Here, although defendants possessed sole discretion over investment decisions, the complaint sufficiently alleges that they exercised that discretion in bad faith and to self-deal. Thus, the fiduciary duty claim was properly sustained, despite the existence of the sole discretion clause.
A Contractually-Infused Fiduciary Duty?
What’s striking about the courts’ rulings in Shatz and Richbell is the courts’ infusion of contract-based principles undergirding the implied covenant of good faith and fair dealing into their analyses of common-law claims for fiduciary breach. Justice Schecter expressly bottomed her ruling denying reargument on her statement that the covenant “can never be waived,” even though her prior ruling on the underlying motion dismissed Shatz’s separate claim for breach of the implied covenant.
The Shatz appellate panel, quoting Richbell, likewise invoked the implied covenant when it wrote that “even an explicitly discretionary contract right may not be exercised in bad faith so as to frustrate the other party’s right to the benefit under the agreement” — a principle the Richbell court referred to as a “purely contractual rule.” Making things even more confusing, the Appellate Division’s decision also reinstated Shatz’s implied covenant claim, stating that “plaintiff sufficiently pleaded a claim for breach of the covenant of good faith and fair dealing, and was entitled to plead it in the alternative or in addition to the fiduciary duty claim.”
Interestingly, the Richbell court expressly acknowledged “that there is clearly some tension between, on the one hand, the imposition of a good faith limitation on the exercise of a contract right and, on the other, the avoidance of using the implied covenant of good faith to create new duties that negate explicit rights under a contract.”
A couple of years ago I posted on this blog a piece entitled Will Someone Please Re-Name the Implied Covenant of Good Faith and Fair Dealing? in which I lamented the confusion caused by the implied covenant’s name and its resulting misapplication outside the context of construing the parties’ intent when they leave a “gap” in their contract, and instead treating it as a species of common-law fiduciary duty.

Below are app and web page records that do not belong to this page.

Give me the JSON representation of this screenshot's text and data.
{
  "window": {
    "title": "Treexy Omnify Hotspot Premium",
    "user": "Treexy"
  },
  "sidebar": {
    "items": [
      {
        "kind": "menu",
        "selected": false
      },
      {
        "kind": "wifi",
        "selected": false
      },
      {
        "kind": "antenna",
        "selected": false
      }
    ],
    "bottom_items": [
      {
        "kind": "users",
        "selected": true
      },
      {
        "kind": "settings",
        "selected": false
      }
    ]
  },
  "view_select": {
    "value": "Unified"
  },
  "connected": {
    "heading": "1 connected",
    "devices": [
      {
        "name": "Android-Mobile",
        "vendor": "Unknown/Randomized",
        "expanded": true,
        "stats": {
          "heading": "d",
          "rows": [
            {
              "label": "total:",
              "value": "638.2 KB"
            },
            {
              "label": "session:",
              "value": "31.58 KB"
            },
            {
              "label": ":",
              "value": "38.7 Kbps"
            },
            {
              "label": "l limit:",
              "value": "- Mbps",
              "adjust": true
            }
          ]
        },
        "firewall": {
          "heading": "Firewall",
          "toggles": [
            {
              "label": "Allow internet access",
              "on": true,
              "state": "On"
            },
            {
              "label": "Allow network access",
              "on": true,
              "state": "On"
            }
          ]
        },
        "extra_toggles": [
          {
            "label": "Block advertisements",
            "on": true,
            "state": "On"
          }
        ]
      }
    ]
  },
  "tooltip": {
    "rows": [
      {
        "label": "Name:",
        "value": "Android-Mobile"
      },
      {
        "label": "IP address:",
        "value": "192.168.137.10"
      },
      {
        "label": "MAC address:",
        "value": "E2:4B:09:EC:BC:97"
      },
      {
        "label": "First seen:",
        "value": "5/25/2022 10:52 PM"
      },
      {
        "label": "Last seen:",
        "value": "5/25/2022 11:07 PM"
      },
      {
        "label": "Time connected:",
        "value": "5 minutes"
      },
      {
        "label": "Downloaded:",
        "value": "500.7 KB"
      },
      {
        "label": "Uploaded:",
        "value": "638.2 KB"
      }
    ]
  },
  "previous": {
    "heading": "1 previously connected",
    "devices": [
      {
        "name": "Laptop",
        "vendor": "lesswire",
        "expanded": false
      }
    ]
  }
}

Do cases such as Richbell and Shatz dispel or propagate the confusion? You be the judge.
There is, of course, a way to pack more punch into an LLC manager’s contractually authorized sole-discretion: form the LLC in Delaware and include in the operating agreement a provision as authorized by Delaware’s LLC Act — for which New York’s LLC Law has no counterpart — expressly waiving all of the manager’s fiduciary duties.
Update May 19, 2020: A little over a month after issuing its Shatz decision, the First Department decided Seeking Valhalla Trust v Deane in which it affirmed the lower court’s pre-answer dismissal of a complaint similar to the one in Sullivan v Harnisch, holding that the defendant LLC manager “did not breach the operating agreement or the covenant of good faith and fair dealing by exercising her express sole discretion to reallocate sharing ratios, even down to zero, at any time” and further commenting that the manager “merely exercised the very power given to her by the operating agreement (cf. Shatz v Chertok 180 AD3d 609 [1st Dept 2020]).” The appellate decision doesn’t mention Richbell although the lower court’s decision distinguished it, stating that “Richbell is inapposite because the conduct there included fraud, collusion and illegality. None of that conduct is alleged here.”